[[ Data to process open ]]
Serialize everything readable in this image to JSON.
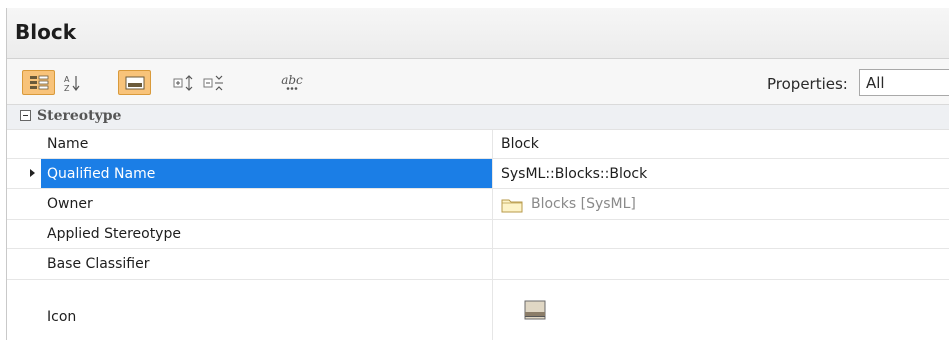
{
  "panel": {
    "title": "Block"
  },
  "toolbar": {
    "properties_label": "Properties:",
    "properties_value": "All",
    "abc_label": "abc"
  },
  "grid": {
    "category": "Stereotype",
    "rows": [
      {
        "name": "Name",
        "value": "Block"
      },
      {
        "name": "Qualified Name",
        "value": "SysML::Blocks::Block"
      },
      {
        "name": "Owner",
        "value": "Blocks [SysML]"
      },
      {
        "name": "Applied Stereotype",
        "value": ""
      },
      {
        "name": "Base Classifier",
        "value": ""
      },
      {
        "name": "Icon",
        "value": ""
      }
    ]
  },
  "icons": {
    "group-by-category": "group-by-category-icon",
    "sort-alphabetical": "sort-az-icon",
    "show-description": "description-panel-icon",
    "expand-all": "expand-all-icon",
    "collapse-all": "collapse-all-icon",
    "abc": "abc-options-icon",
    "folder": "folder-icon",
    "stereotype-icon": "image-icon"
  },
  "colors": {
    "selection": "#1b7ee6",
    "active_button": "#f8c37a"
  }
}
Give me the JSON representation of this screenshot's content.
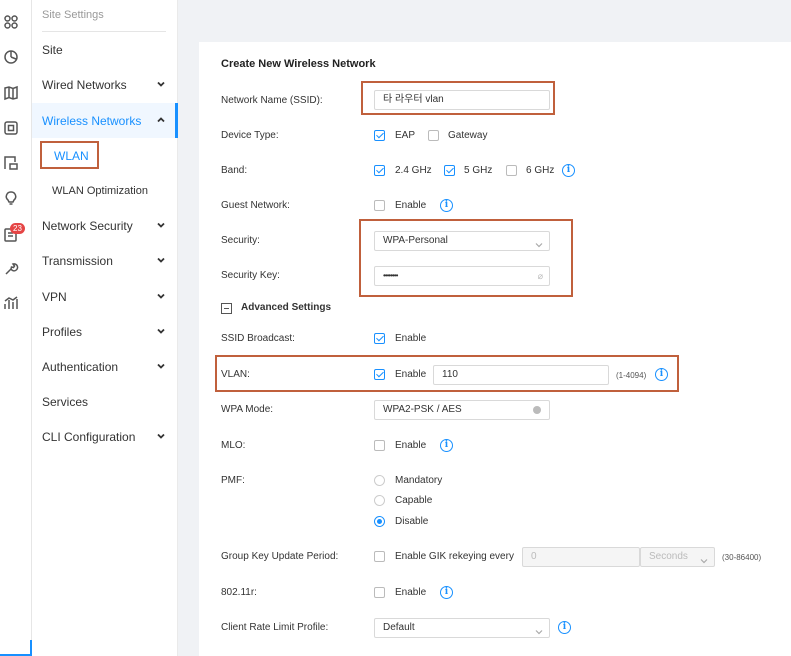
{
  "rail": {
    "icons": [
      "apps-icon",
      "clock-icon",
      "map-icon",
      "device-icon",
      "switch-icon",
      "bulb-icon",
      "messages-icon",
      "wrench-icon",
      "stats-icon"
    ],
    "badge": "23"
  },
  "menu": {
    "top_label": "Site Settings",
    "items": [
      {
        "label": "Site"
      },
      {
        "label": "Wired Networks"
      },
      {
        "label": "Wireless Networks"
      },
      {
        "label": "WLAN"
      },
      {
        "label": "WLAN Optimization"
      },
      {
        "label": "Network Security"
      },
      {
        "label": "Transmission"
      },
      {
        "label": "VPN"
      },
      {
        "label": "Profiles"
      },
      {
        "label": "Authentication"
      },
      {
        "label": "Services"
      },
      {
        "label": "CLI Configuration"
      }
    ]
  },
  "colors": {
    "accent": "#1890ff",
    "highlight": "#c0603c"
  },
  "form": {
    "title": "Create New Wireless Network",
    "ssid": {
      "label": "Network Name (SSID):",
      "value": "타 라우터 vlan"
    },
    "device_type": {
      "label": "Device Type:",
      "eap": "EAP",
      "gateway": "Gateway"
    },
    "band": {
      "label": "Band:",
      "b24": "2.4 GHz",
      "b5": "5 GHz",
      "b6": "6 GHz"
    },
    "guest": {
      "label": "Guest Network:",
      "enable": "Enable"
    },
    "security": {
      "label": "Security:",
      "value": "WPA-Personal"
    },
    "security_key": {
      "label": "Security Key:",
      "value": "••••••••"
    },
    "advanced": "Advanced Settings",
    "ssid_broadcast": {
      "label": "SSID Broadcast:",
      "enable": "Enable"
    },
    "vlan": {
      "label": "VLAN:",
      "enable": "Enable",
      "value": "110",
      "range": "(1-4094)"
    },
    "wpa_mode": {
      "label": "WPA Mode:",
      "value": "WPA2-PSK / AES"
    },
    "mlo": {
      "label": "MLO:",
      "enable": "Enable"
    },
    "pmf": {
      "label": "PMF:",
      "mandatory": "Mandatory",
      "capable": "Capable",
      "disable": "Disable"
    },
    "gik": {
      "label": "Group Key Update Period:",
      "enable": "Enable GIK rekeying every",
      "value": "0",
      "unit": "Seconds",
      "range": "(30-86400)"
    },
    "r80211": {
      "label": "802.11r:",
      "enable": "Enable"
    },
    "rate_limit": {
      "label": "Client Rate Limit Profile:",
      "value": "Default"
    }
  }
}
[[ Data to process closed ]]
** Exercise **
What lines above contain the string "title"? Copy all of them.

** Written response **
    "title": "Block"
    "title": "Create New Wireless Network",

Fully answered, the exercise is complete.